*** Opening Data records ***

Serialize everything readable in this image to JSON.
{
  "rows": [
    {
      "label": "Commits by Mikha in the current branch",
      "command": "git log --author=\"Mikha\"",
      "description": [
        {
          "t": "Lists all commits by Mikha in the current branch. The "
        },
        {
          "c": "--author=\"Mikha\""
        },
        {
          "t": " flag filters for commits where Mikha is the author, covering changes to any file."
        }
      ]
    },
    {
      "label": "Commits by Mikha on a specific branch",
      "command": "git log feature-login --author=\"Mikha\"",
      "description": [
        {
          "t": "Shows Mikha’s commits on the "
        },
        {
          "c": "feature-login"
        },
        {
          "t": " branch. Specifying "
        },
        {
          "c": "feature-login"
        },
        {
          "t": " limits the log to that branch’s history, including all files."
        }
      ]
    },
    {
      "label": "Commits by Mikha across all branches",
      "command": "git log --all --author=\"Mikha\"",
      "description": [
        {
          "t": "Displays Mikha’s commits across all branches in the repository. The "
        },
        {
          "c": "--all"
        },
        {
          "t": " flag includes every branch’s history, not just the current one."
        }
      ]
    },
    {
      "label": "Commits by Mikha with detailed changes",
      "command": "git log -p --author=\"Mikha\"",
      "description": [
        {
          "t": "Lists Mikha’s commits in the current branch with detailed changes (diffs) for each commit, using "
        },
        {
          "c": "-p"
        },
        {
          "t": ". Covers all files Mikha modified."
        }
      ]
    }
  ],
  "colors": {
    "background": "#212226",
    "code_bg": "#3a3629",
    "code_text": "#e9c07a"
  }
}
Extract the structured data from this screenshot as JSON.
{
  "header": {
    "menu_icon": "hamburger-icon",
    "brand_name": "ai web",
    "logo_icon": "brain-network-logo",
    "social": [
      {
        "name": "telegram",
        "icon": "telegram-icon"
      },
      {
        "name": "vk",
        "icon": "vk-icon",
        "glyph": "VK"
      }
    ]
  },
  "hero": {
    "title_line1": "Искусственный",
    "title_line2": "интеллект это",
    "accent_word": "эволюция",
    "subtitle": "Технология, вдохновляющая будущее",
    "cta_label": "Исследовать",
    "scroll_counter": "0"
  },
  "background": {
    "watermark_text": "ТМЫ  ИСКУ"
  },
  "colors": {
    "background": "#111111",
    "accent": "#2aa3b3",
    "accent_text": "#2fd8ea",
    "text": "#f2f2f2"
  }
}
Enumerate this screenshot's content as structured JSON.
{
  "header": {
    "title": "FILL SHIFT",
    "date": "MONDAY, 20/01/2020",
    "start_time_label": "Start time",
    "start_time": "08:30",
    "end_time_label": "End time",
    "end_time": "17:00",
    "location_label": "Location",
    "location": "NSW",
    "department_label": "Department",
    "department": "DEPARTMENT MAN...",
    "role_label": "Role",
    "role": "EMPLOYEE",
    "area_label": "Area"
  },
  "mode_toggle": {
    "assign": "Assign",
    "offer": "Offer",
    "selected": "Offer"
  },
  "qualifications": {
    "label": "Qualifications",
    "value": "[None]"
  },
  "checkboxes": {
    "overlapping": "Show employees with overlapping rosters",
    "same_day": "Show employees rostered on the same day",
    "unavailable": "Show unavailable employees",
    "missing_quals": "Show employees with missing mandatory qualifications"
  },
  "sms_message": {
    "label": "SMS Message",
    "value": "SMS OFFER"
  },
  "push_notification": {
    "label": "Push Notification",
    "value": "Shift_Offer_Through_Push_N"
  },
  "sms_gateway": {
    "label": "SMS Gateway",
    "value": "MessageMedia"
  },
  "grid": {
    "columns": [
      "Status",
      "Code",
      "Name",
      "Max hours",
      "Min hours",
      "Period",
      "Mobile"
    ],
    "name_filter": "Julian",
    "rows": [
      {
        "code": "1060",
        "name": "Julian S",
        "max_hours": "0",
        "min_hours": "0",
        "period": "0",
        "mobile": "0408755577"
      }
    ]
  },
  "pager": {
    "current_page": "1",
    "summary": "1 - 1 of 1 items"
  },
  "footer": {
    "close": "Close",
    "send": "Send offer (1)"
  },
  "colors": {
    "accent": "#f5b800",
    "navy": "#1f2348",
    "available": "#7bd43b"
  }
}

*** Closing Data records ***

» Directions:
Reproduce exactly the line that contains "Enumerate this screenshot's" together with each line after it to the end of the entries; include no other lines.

» Response to the exercise:
Enumerate this screenshot's content as structured JSON.
{
  "header": {
    "title": "FILL SHIFT",
    "date": "MONDAY, 20/01/2020",
    "start_time_label": "Start time",
    "start_time": "08:30",
    "end_time_label": "End time",
    "end_time": "17:00",
    "location_label": "Location",
    "location": "NSW",
    "department_label": "Department",
    "department": "DEPARTMENT MAN...",
    "role_label": "Role",
    "role": "EMPLOYEE",
    "area_label": "Area"
  },
  "mode_toggle": {
    "assign": "Assign",
    "offer": "Offer",
    "selected": "Offer"
  },
  "qualifications": {
    "label": "Qualifications",
    "value": "[None]"
  },
  "checkboxes": {
    "overlapping": "Show employees with overlapping rosters",
    "same_day": "Show employees rostered on the same day",
    "unavailable": "Show unavailable employees",
    "missing_quals": "Show employees with missing mandatory qualifications"
  },
  "sms_message": {
    "label": "SMS Message",
    "value": "SMS OFFER"
  },
  "push_notification": {
    "label": "Push Notification",
    "value": "Shift_Offer_Through_Push_N"
  },
  "sms_gateway": {
    "label": "SMS Gateway",
    "value": "MessageMedia"
  },
  "grid": {
    "columns": [
      "Status",
      "Code",
      "Name",
      "Max hours",
      "Min hours",
      "Period",
      "Mobile"
    ],
    "name_filter": "Julian",
    "rows": [
      {
        "code": "1060",
        "name": "Julian S",
        "max_hours": "0",
        "min_hours": "0",
        "period": "0",
        "mobile": "0408755577"
      }
    ]
  },
  "pager": {
    "current_page": "1",
    "summary": "1 - 1 of 1 items"
  },
  "footer": {
    "close": "Close",
    "send": "Send offer (1)"
  },
  "colors": {
    "accent": "#f5b800",
    "navy": "#1f2348",
    "available": "#7bd43b"
  }
}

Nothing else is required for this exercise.